UMass Boston

Professor Chris Bobel Receives Fulbright Scholar Award

06/27/2024| Crystal Valencia

Bobel to teach Gender Studies at Kadir Has University in Istanbul

Chris Bobel
Professor Chris Bobel
Image By: Javier Rivas

Professor of Women's, Gender, and Sexuality Studies Chris Bobel has received a Fulbright U.S. Scholar Program award to teach in Istanbul, Turkey this fall.

Through the prestigious Fulbright award, Bobel will teach PhD students in Gender Studies at Kadir Has University for a full academic year, an experience she says will challenge her in exciting ways as a public intellectual and feminist educator and mentor.

“I love travel as the best means of accessing and learning from cultures different than my own. And the chance to do my job in another place really excites me,” Bobel said. “Turkey is unique in its interesting tensions between East and West, the secular and the religious, and the traditional and modern. The complexities of Turkey today are a fruitful site for thinking critically about the gendered dimensions of a range of pressing social issues.”

A UMass Boston faculty member since 2001, Bobel teaches courses on Gender & the Body, Feminist Theory, Feminist Research Methods, Women in US Social Movements and Feminist Activism. She also coordinates the WGS Internship Program for WGS majors and minors.  Her scholarship lies at the intersection of social movements, gender, health and embodiment, or how feminist thinking becomes feminist doing at the most intimate and immediate levels. She is currently working on a book about grief-induced activism.

“It is an exciting time for Women’s, Gender and Sexuality Studies,” she said. “As a field, it has dramatically transformed in a matter of mere decades from a reparative integration of women’s lived experiences into existing disciplines to a global multi- faceted interdisciplinary and intersectional field of study made stronger by the very transnational debates and contestations at its core. Engaging Gender Studies in Turkey will have multiple ripple effects. I will meaningfully interact with the future arbiters of the field who hold its future in their hands, and I plan to continue to nurture the relationships I develop at Kadir Has University when I return home.”

In addition to teaching, she plans to mentor PhD students working on their dissertations and support junior faculty who need guidance with their research, writing, and publishing. Bobel said the opportunity to work with graduate students was a big draw for her. UMass Boston’s Women's, Gender, and Sexuality Studies is an undergraduate program, so Bobel has limited opportunities to work closely with graduate students.

“When I do get the chance, I really enjoy that work. So teaching PhD students in Gender Studies in Turkey for a full academic year—a place where the field is burgeoning in a really complicated political climate—will be a career culminating experience, and a chance to strengthen our field’s authority and impact,” she said.

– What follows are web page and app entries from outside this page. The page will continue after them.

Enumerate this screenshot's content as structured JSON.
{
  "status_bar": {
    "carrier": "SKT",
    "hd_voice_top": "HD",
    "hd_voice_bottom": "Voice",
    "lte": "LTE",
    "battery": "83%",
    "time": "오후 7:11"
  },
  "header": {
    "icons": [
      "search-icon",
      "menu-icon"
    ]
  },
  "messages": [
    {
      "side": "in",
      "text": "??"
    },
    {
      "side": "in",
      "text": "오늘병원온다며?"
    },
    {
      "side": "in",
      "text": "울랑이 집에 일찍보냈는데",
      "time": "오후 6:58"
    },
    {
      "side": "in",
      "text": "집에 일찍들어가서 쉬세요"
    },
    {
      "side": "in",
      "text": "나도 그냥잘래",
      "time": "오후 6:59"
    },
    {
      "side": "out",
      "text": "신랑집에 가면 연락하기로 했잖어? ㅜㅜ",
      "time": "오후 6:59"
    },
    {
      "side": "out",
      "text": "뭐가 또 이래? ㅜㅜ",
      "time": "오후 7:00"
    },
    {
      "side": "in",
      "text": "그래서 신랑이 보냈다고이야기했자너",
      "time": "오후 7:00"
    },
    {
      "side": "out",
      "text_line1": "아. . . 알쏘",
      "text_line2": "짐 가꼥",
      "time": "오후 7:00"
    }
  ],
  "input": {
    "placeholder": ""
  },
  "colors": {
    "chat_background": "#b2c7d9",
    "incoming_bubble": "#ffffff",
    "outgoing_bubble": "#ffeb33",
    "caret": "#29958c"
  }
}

Bobel says she has been using the Duolingo app to learn some Turkish language as she prepares for the trip, although she is struggling a bit.

“My partner and I have been watching Turkish films set in Istanbul and documentaries about Turkish history,” Bobel said. “I just checked out three highly recommend books about Istanbul. I have so much to learn! It is a bit daunting, but also thrilling and I feel very fortunate to have this opportunity.”

She finds the idea of living in Istanbul especially compelling.

“I have never lived in a megacity, so that alone really intrigues me (as does the delicious food and temperate climate, not to mention the famously friendly feral cats that roam the city ). What’s more, the city connects two continents—Europe and Asia. My life will be intercontinental, literally,” she said. “I will live in Asia and commute about one hour to my university in Europe. Being in such an old city with an incredibly rich history will be endlessly fascinating.”

Bobel is among more than 800 U.S. citizens who will teach or conduct research abroad for the 2024-2025 academic year through the Fulbright U.S. Scholar Program.

The Fulbright Program is the U.S. government’s flagship international educational exchange program and is supported by the people of the United States and partner countries around the world. The Fulbright Program is funded through an annual appropriation made by the U.S. Congress to the U.S. Department of State’s Bureau of Educational and Cultural Affairs.

Bobel says her time in Turkey will help her develop new strategies, and strengthen existing ones, that she hopes will benefit her students and colleagues when she returns to Boston.

“Every time I teach and every time I mentor a student or a colleague, I improve my practice, and this benefits those I serve as well as my own work as a scholar and writer,” she said. “I will make mistakes, and I hope I learn from them.”